The traditional smear test is more reliable than a newer screening technique, researchers suggest.
Smear tests show cancerous cells
Some countries, including the US and Switzerland, have introduced liquid based cytology screening.
But others, including the UK, continue to use the traditional smear tests to spot cervical cancer.
The French research team recommend using the conventional system because liquid based cytology (monolayer testing) is more likely to give incorrect readings.
They also looked at the effectiveness of testing for Human papillomavirus, which causes most cases of cervical cancer.
They studied 828 women referred to hospital because abnormalities had been detected on previous smears and 1,757 women attending for routine smears.
Each woman was given a conventional smear test.
The evidence for change is not there at the moment
Dr Richard Sullivan, Cancer Research UK
In addition, half the women had a liquid cytology test and the rest the HPV test.
Conventional smear tests were found to be 91% reliable, compared to 87% reliability for the liquid cytology tests.
HPV testing was no more effective than the conventional tests, they found.
They said HPV tests needed to be researched further before being introduced.
Writing in the British Medical Journal, the Paris based researchers led by Dr Joel Coste, said: "Monolayer testing is less reliable and more expensive and should not replace conventional smear tests for cervical cancer screening.
"While human papillomavirus testing should be further evaluated.
"Our results emphasise the need to improve the "hard evidence" in studies of new technologies for cervical screening by using adequate methodological standards."
Dr Richard Sullivan, the head of clinical programmes for Cancer Research UK, told BBC News Online: "We know that the screening programme has been an excellent success.
"It saves around 1,300 lives a year."
He said any new screening method must be properly evaluated before the existing one was replaced.

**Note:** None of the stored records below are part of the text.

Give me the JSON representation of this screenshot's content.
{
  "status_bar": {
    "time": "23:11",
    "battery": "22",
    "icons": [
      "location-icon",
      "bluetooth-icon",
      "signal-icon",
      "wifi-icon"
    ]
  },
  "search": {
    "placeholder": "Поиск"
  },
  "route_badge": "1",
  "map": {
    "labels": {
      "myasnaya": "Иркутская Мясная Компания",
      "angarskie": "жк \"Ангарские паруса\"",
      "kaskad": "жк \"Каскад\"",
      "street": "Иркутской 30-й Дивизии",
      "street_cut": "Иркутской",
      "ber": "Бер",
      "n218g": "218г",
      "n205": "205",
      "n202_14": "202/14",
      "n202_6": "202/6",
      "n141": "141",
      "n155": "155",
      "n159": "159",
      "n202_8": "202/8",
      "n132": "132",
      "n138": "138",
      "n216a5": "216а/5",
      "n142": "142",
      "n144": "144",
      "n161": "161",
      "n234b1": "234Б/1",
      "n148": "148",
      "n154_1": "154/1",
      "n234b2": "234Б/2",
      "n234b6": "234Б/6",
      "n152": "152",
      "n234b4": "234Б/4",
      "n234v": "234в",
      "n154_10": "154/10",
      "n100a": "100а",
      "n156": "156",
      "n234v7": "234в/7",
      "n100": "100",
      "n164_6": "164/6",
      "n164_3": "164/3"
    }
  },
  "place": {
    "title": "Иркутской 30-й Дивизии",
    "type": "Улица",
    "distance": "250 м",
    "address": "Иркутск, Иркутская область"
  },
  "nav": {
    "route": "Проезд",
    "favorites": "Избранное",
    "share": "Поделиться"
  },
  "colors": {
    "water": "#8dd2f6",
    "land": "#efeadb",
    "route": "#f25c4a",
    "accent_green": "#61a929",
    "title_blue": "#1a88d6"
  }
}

"Liquid cytology is a possible replacement. The question is, is there enough evidence for that now, or are we going to say the evidence for change is not there at the moment and we need to do more studies.
"I think, at the moment, it's the latter."